For young children, a long-awaited event “never comes.” But it did, and it happened.
Our two trips were stacked back-to-back. My Dad’s family planned to be gathered for a Raber reunion from Friday night through Sunday noon.
On Monday, plans were to board a 55-passenger bus with Daniel’s family to travel another seven hours to Pennsylvania. At first, I wasn’t sure about it, yet it was too good not to give it a try and join in; besides, even though the children lost their daddy, I still want them to stay connected to his side of the family forever.
The two Raber uncles in charge of planning the bi-annual event had it all down-pat weeks before. Each of the Raber siblings and their family, including married children, were designated a job, such as planning and serving a meal.
This year the event was held in Brinkhaven, Ohio, right next to an Amish community that owned the facility with a large pavilion, a kitchen and dining area, and several cabins sprinkled throughout the premises. Most cousins pitched tents while the aunts and uncles occupied the cabins. (Thanks to my dear mother for reserving a cabin for the children and me.)
The weekend passed swiftly, filled with memories of bygone years, volleyball and softball games, good food, and fellowship.
On Friday morning Uncle Leroy and his wife knocked on our cabin door holding a large box. What was found on the inside brought fresh tears. How precious — so painfully precious!
He handed a soft blanket to each of the children with our family picture on it. Daddy stood in the center with his arm around me, with his familiar grin radiating his love to all. (Yes, in our church, we have some photos, though that varies from one Amish church to the next.)
It was more than I could grasp as Leroy handed one to me. It was a soft fleece with numerous pictures of our family feeding giraffes at the zoo, of Daddy showing little Joshua to his siblings the first morning after his birth, that first day with the foster children, and so on.
My favorite was the big one in the center with Daniel and I, together stirring chili soup over a fire in a huge iron kettle. Robin, a friend, and reader from Missouri, had gifted us. It was so much what we enjoyed doing: building a fire, then working together.
On Saturday afternoon, we had a little auction, consisting of items each family brought to be sold, with proceeds for my cousin Jonathan, who lost his wife 1 ½ years ago from a gunshot. (To those of you who have been asking how he’s doing: Life has been intense and not a simple process, yet he clung to the Lord, and He has been faithful. Also, a few weeks ago, he married a young lady who will no doubt blesses his life in many ways.)

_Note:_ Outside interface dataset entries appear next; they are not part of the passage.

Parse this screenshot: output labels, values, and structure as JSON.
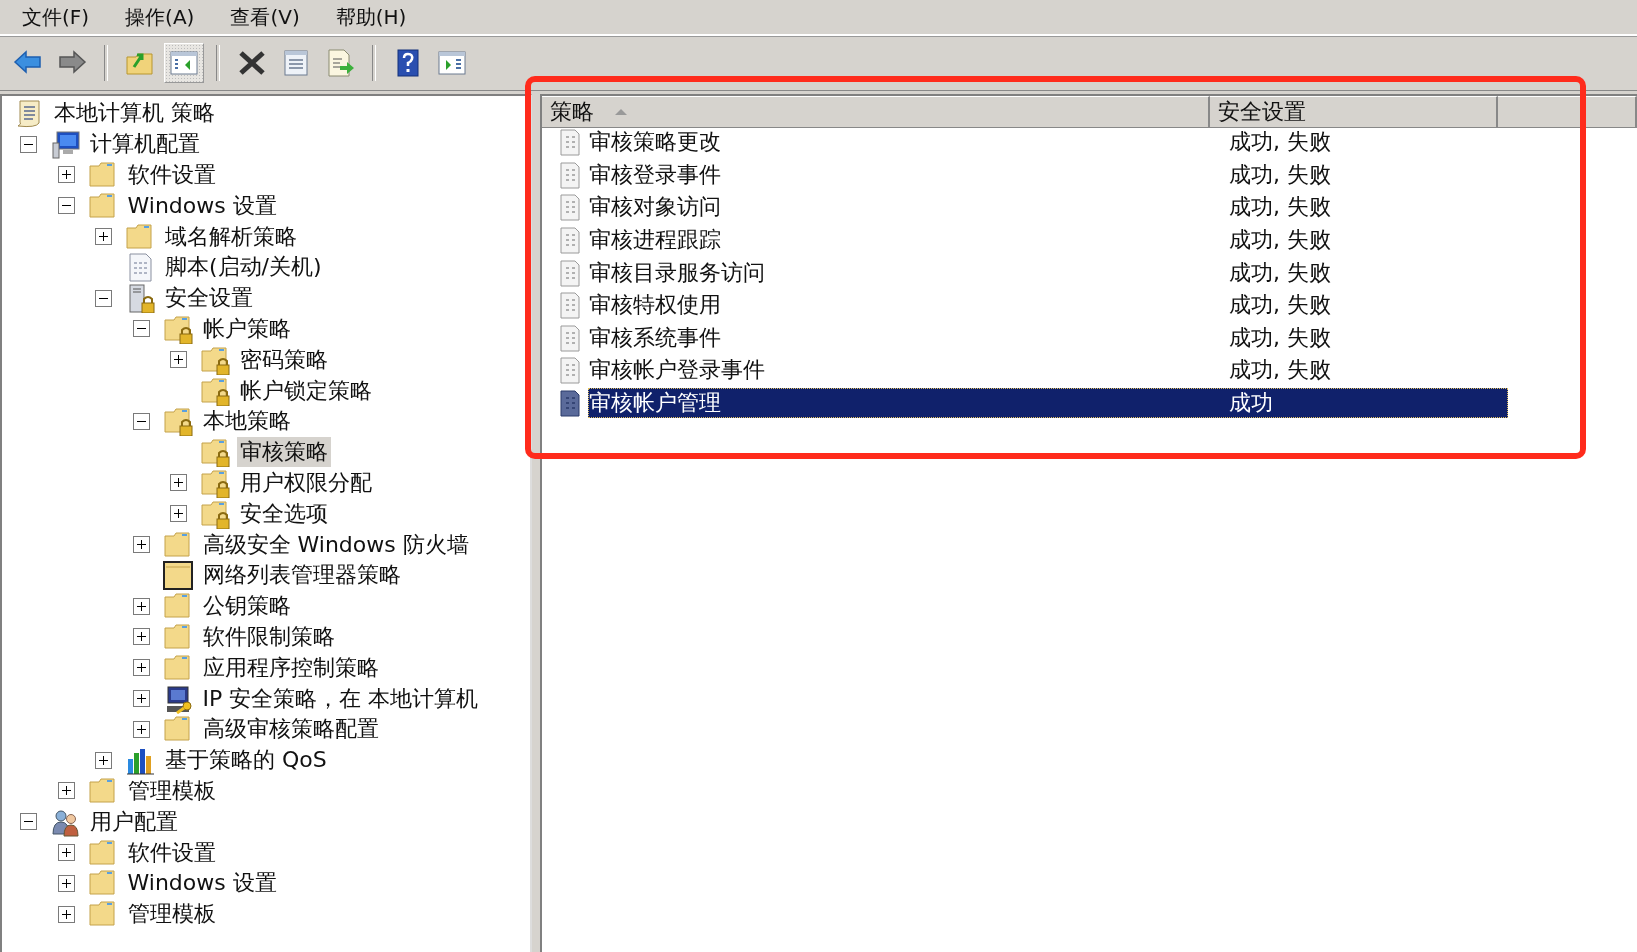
{
  "menu": [
    "文件(F)",
    "操作(A)",
    "查看(V)",
    "帮助(H)"
  ],
  "toolbar": [
    {
      "kind": "back"
    },
    {
      "kind": "forward"
    },
    {
      "kind": "sep"
    },
    {
      "kind": "up"
    },
    {
      "kind": "tree",
      "pressed": true
    },
    {
      "kind": "sep"
    },
    {
      "kind": "delete"
    },
    {
      "kind": "properties"
    },
    {
      "kind": "export"
    },
    {
      "kind": "sep"
    },
    {
      "kind": "help"
    },
    {
      "kind": "actionpane"
    }
  ],
  "tree": [
    {
      "label": "本地计算机 策略",
      "kind": "policy",
      "selected": false,
      "children": [
        {
          "label": "计算机配置",
          "kind": "computer",
          "expanded": true,
          "selected": false,
          "children": [
            {
              "label": "软件设置",
              "kind": "folder",
              "expanded": false,
              "selected": false
            },
            {
              "label": "Windows 设置",
              "kind": "folder",
              "expanded": true,
              "selected": false,
              "children": [
                {
                  "label": "域名解析策略",
                  "kind": "folder",
                  "expanded": false,
                  "selected": false
                },
                {
                  "label": "脚本(启动/关机)",
                  "kind": "script",
                  "selected": false
                },
                {
                  "label": "安全设置",
                  "kind": "security",
                  "expanded": true,
                  "selected": false,
                  "children": [
                    {
                      "label": "帐户策略",
                      "kind": "lockfolder",
                      "expanded": true,
                      "selected": false,
                      "children": [
                        {
                          "label": "密码策略",
                          "kind": "lockfolder",
                          "expanded": false,
                          "selected": false
                        },
                        {
                          "label": "帐户锁定策略",
                          "kind": "lockfolder",
                          "selected": false
                        }
                      ]
                    },
                    {
                      "label": "本地策略",
                      "kind": "lockfolder",
                      "expanded": true,
                      "selected": false,
                      "children": [
                        {
                          "label": "审核策略",
                          "kind": "lockfolder",
                          "selected": true
                        },
                        {
                          "label": "用户权限分配",
                          "kind": "lockfolder",
                          "expanded": false,
                          "selected": false
                        },
                        {
                          "label": "安全选项",
                          "kind": "lockfolder",
                          "expanded": false,
                          "selected": false
                        }
                      ]
                    },
                    {
                      "label": "高级安全 Windows 防火墙",
                      "kind": "folder",
                      "expanded": false,
                      "selected": false
                    },
                    {
                      "label": "网络列表管理器策略",
                      "kind": "framedfolder",
                      "selected": false
                    },
                    {
                      "label": "公钥策略",
                      "kind": "folder",
                      "expanded": false,
                      "selected": false
                    },
                    {
                      "label": "软件限制策略",
                      "kind": "folder",
                      "expanded": false,
                      "selected": false
                    },
                    {
                      "label": "应用程序控制策略",
                      "kind": "folder",
                      "expanded": false,
                      "selected": false
                    },
                    {
                      "label": "IP 安全策略，在 本地计算机",
                      "kind": "ipsec",
                      "expanded": false,
                      "selected": false
                    },
                    {
                      "label": "高级审核策略配置",
                      "kind": "folder",
                      "expanded": false,
                      "selected": false
                    }
                  ]
                },
                {
                  "label": "基于策略的 QoS",
                  "kind": "chart",
                  "expanded": false,
                  "selected": false
                }
              ]
            },
            {
              "label": "管理模板",
              "kind": "folder",
              "expanded": false,
              "selected": false
            }
          ]
        },
        {
          "label": "用户配置",
          "kind": "users",
          "expanded": true,
          "selected": false,
          "children": [
            {
              "label": "软件设置",
              "kind": "folder",
              "expanded": false,
              "selected": false
            },
            {
              "label": "Windows 设置",
              "kind": "folder",
              "expanded": false,
              "selected": false
            },
            {
              "label": "管理模板",
              "kind": "folder",
              "expanded": false,
              "selected": false
            }
          ]
        }
      ]
    }
  ],
  "table": {
    "columns": [
      {
        "label": "策略",
        "sorted_ascending": true
      },
      {
        "label": "安全设置"
      },
      {}
    ],
    "rows": [
      {
        "policy": "审核策略更改",
        "setting": "成功, 失败",
        "selected": false
      },
      {
        "policy": "审核登录事件",
        "setting": "成功, 失败",
        "selected": false
      },
      {
        "policy": "审核对象访问",
        "setting": "成功, 失败",
        "selected": false
      },
      {
        "policy": "审核进程跟踪",
        "setting": "成功, 失败",
        "selected": false
      },
      {
        "policy": "审核目录服务访问",
        "setting": "成功, 失败",
        "selected": false
      },
      {
        "policy": "审核特权使用",
        "setting": "成功, 失败",
        "selected": false
      },
      {
        "policy": "审核系统事件",
        "setting": "成功, 失败",
        "selected": false
      },
      {
        "policy": "审核帐户登录事件",
        "setting": "成功, 失败",
        "selected": false
      },
      {
        "policy": "审核帐户管理",
        "setting": "成功",
        "selected": true
      }
    ]
  }
}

The auction proved a success, mixed with laughter and tears. I was so delighted with a “treasure” I bought. My cousin and neighbor, Josh, used Daniel’s shop to make a gorgeous walnut frame.
In the frame, he placed a clock with a serene scene of the sun setting over a lake; on it was printed one of my very favorite verses, “Be still and know that I am God.”

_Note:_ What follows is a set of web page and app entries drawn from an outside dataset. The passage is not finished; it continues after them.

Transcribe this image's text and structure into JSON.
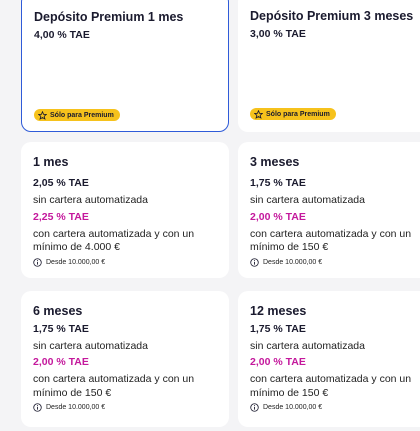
{
  "premium_cards": [
    {
      "title": "Depósito Premium 1 mes",
      "rate": "4,00 % TAE",
      "badge": "Sólo para Premium"
    },
    {
      "title": "Depósito Premium 3 meses",
      "rate": "3,00 % TAE",
      "badge": "Sólo para Premium"
    }
  ],
  "term_cards": [
    {
      "title": "1 mes",
      "rate": "2,05 % TAE",
      "rate_desc": "sin cartera automatizada",
      "boost_rate": "2,25 % TAE",
      "boost_desc_1": "con cartera automatizada y con un",
      "boost_desc_2": "mínimo de 4.000 €",
      "min": "Desde 10.000,00 €"
    },
    {
      "title": "3 meses",
      "rate": "1,75 % TAE",
      "rate_desc": "sin cartera automatizada",
      "boost_rate": "2,00 % TAE",
      "boost_desc_1": "con cartera automatizada y con un",
      "boost_desc_2": "mínimo de 150 €",
      "min": "Desde 10.000,00 €"
    },
    {
      "title": "6 meses",
      "rate": "1,75 % TAE",
      "rate_desc": "sin cartera automatizada",
      "boost_rate": "2,00 % TAE",
      "boost_desc_1": "con cartera automatizada y con un",
      "boost_desc_2": "mínimo de 150 €",
      "min": "Desde 10.000,00 €"
    },
    {
      "title": "12 meses",
      "rate": "1,75 % TAE",
      "rate_desc": "sin cartera automatizada",
      "boost_rate": "2,00 % TAE",
      "boost_desc_1": "con cartera automatizada y con un",
      "boost_desc_2": "mínimo de 150 €",
      "min": "Desde 10.000,00 €"
    }
  ],
  "colors": {
    "accent_border": "#2f5bd8",
    "badge_bg": "#f6c21c",
    "boost_text": "#c4189c"
  },
  "icons": {
    "badge": "star-icon",
    "min_amount": "info-icon"
  }
}
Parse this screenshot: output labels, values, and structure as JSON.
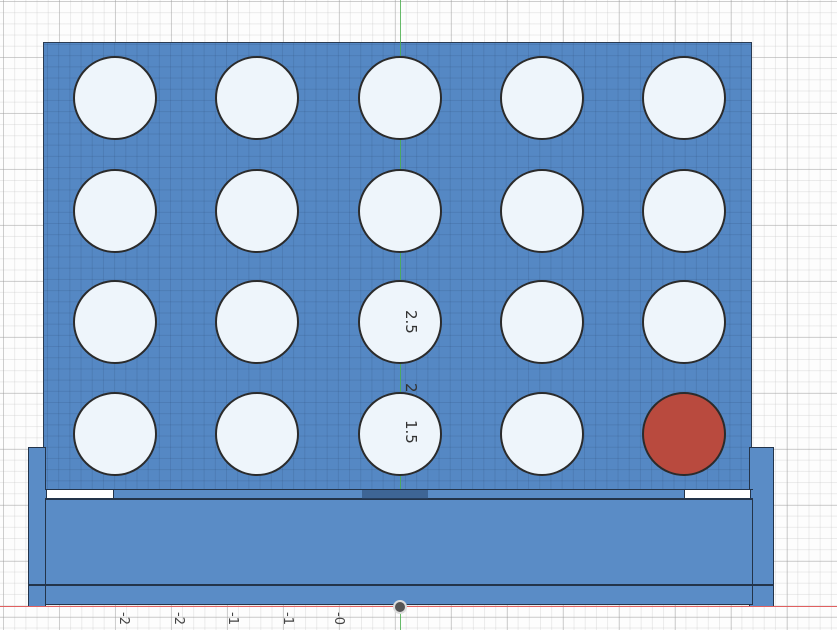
{
  "scene": {
    "board": {
      "rows": 4,
      "cols": 5,
      "piece_positions": [
        "row4-col5"
      ],
      "colors": {
        "panel": "#5588c4",
        "hole": "#eef5fb",
        "piece": "#b94a3e",
        "outline": "#2b2b2b"
      }
    }
  },
  "axes": {
    "vertical_axis_color": "#4caf50",
    "horizontal_axis_color": "#e06060"
  },
  "dimension_labels": {
    "v1": "2.5",
    "v2": "2",
    "v3": "1.5"
  },
  "ruler_labels": [
    "-2",
    "-2",
    "-1",
    "-1",
    "-0"
  ]
}
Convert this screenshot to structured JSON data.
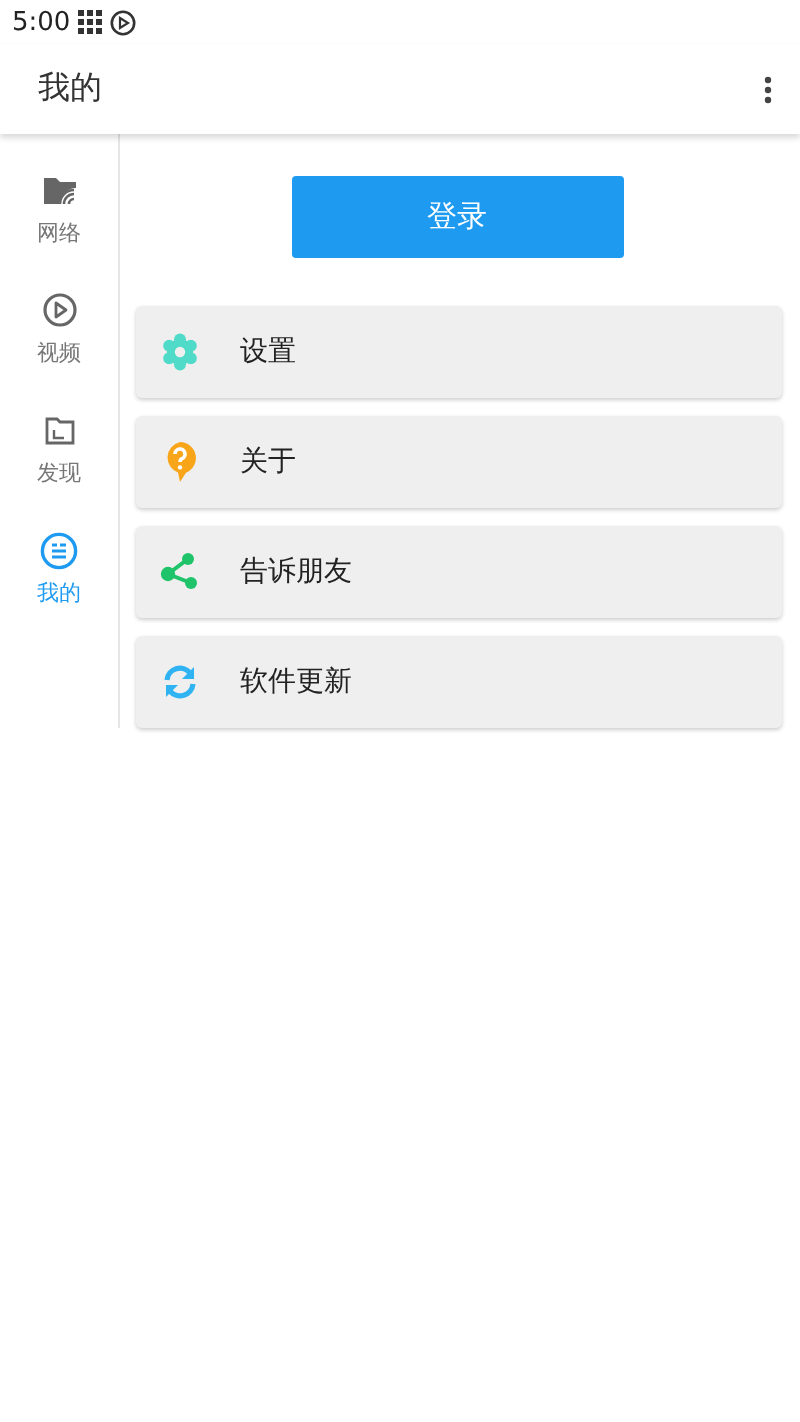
{
  "status_bar": {
    "time": "5:00"
  },
  "app_bar": {
    "title": "我的"
  },
  "sidebar": {
    "items": [
      {
        "label": "网络",
        "kind": "network",
        "selected": false
      },
      {
        "label": "视频",
        "kind": "video",
        "selected": false
      },
      {
        "label": "发现",
        "kind": "discover",
        "selected": false
      },
      {
        "label": "我的",
        "kind": "mine",
        "selected": true
      }
    ]
  },
  "login_button": {
    "label": "登录"
  },
  "menu": [
    {
      "label": "设置",
      "kind": "settings"
    },
    {
      "label": "关于",
      "kind": "about"
    },
    {
      "label": "告诉朋友",
      "kind": "share"
    },
    {
      "label": "软件更新",
      "kind": "update"
    }
  ]
}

Later, when I showed it to my mother-in-law, she noted that the setting sun is right between the 8 and 9, which is what time the accident occurred, then also what time he went to heaven that evening!

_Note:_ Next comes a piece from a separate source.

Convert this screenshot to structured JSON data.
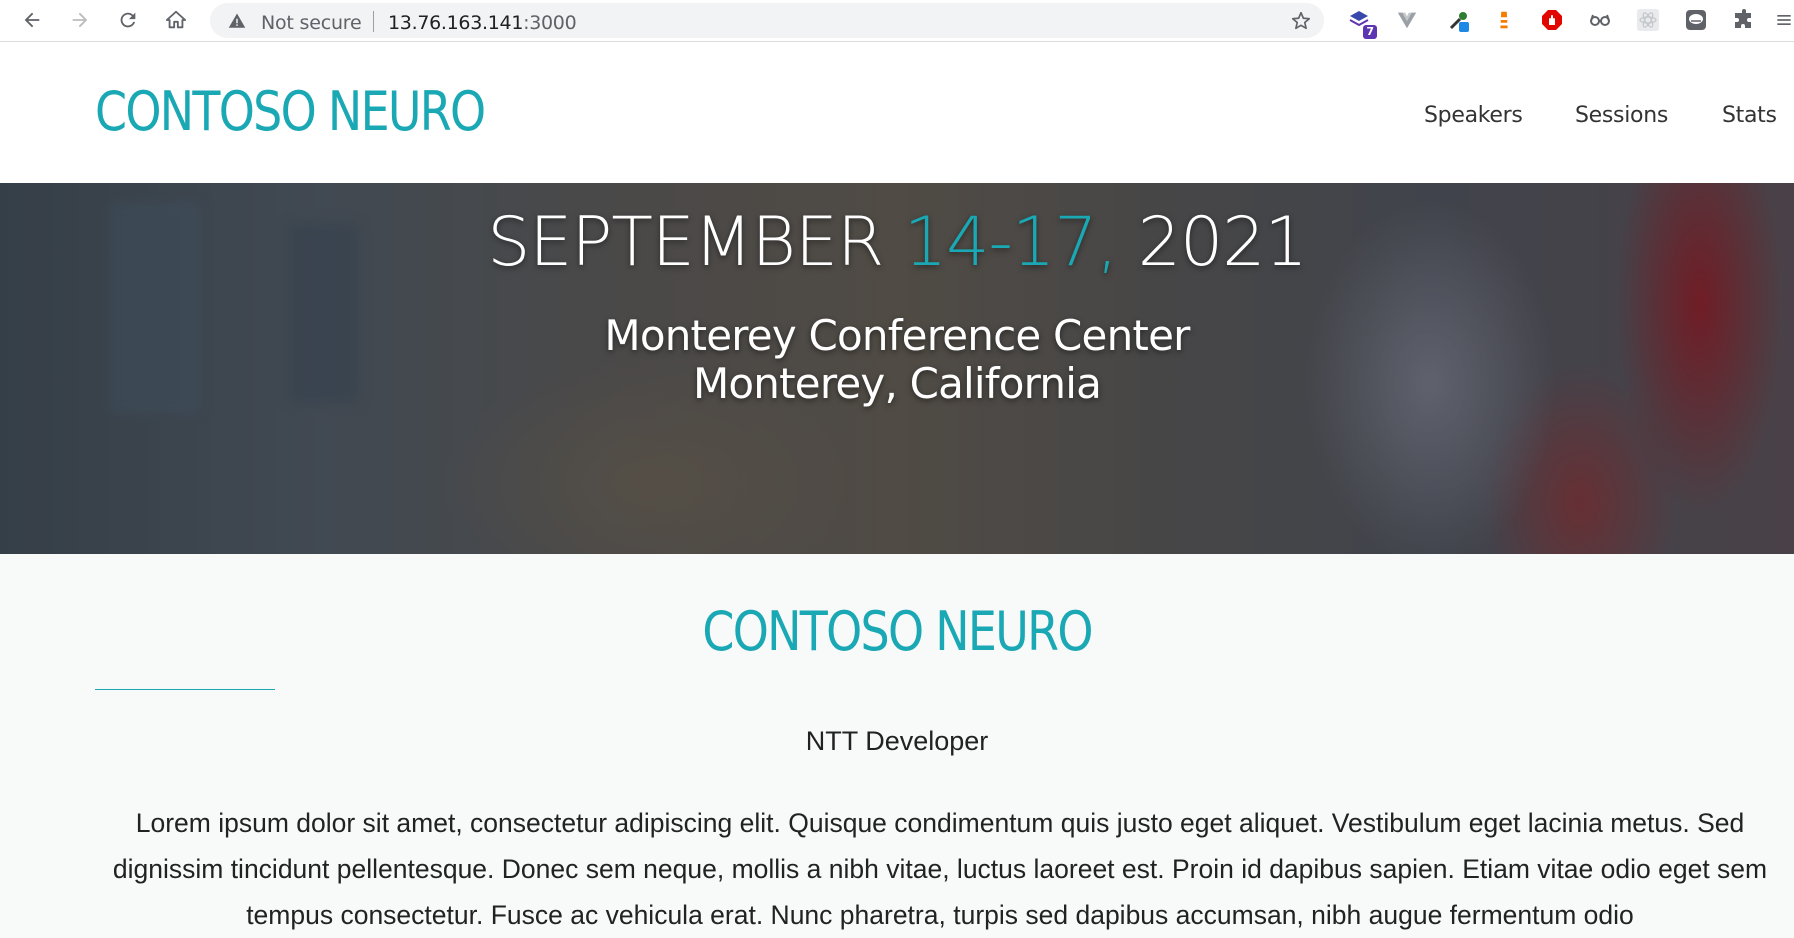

The Raber family is known for its fair share of quirks and laughter, yet throughout the weekend, there was also deep tenderness grieving the absence of my beloved.
On Sunday, we had special services as we sang several songs then Josh shared a devotional about resting in God. I was especially challenged when he asked, “What does resting really look like?”
He stated that our children would come to see rest in the way it is lived out in their own homes. In my heart, I knew that God would give rest only to the level I welcome his complete will and work in my life and let go of myself no matter how much it hurts.
In turn, blessings we never imagined flow directly from his throne of grace.
OK, hang on for next week’s notes about the bus ride to Pennsylvania. In the meantime, try our super easy lasagna similar to what was served on Sunday at noon for lunch!
No Fuss Lasagna
• 12 uncooked lasagna noodles
• 1 ½# hamburger, fried
• 1 ½ teaspoon salt
• 2 teaspoon oregano, optional
• ¾ teaspoon garlic powder, opt.
• 3 cups pizza sauce, divided
• 2 ½ cups water
• 4 oz. cream cheese
• ¼ cup milk
• ½ cup chopped onion
• 1 cup mozzarella cheese
1. Fry hamburger with seasonings, add 2 ½ cup pizza sauce. Next layer noodles and meat mixture alternately in a 9 by 13 pan, beginning and ending with 4 noodles. Pour water over all, then spread with the remaining ½ cup pizza sauce. Cover with tinfoil and bake at 350 for 1 ½ hour.
2. Mix cream cheese, milk, and onions together and spread on top. Sprinkle with cheese then return to oven until cheese is melted.
3. Note: One cup sour cream may be used to replace the milk and cream cheese.
4. Serves 12
Gloria Yoder is an Amish mom, writer, and homemaker in rural Illinois. Readers can write to Gloria at 10510 E. 350th Ave., Flat Rock, IL 62427.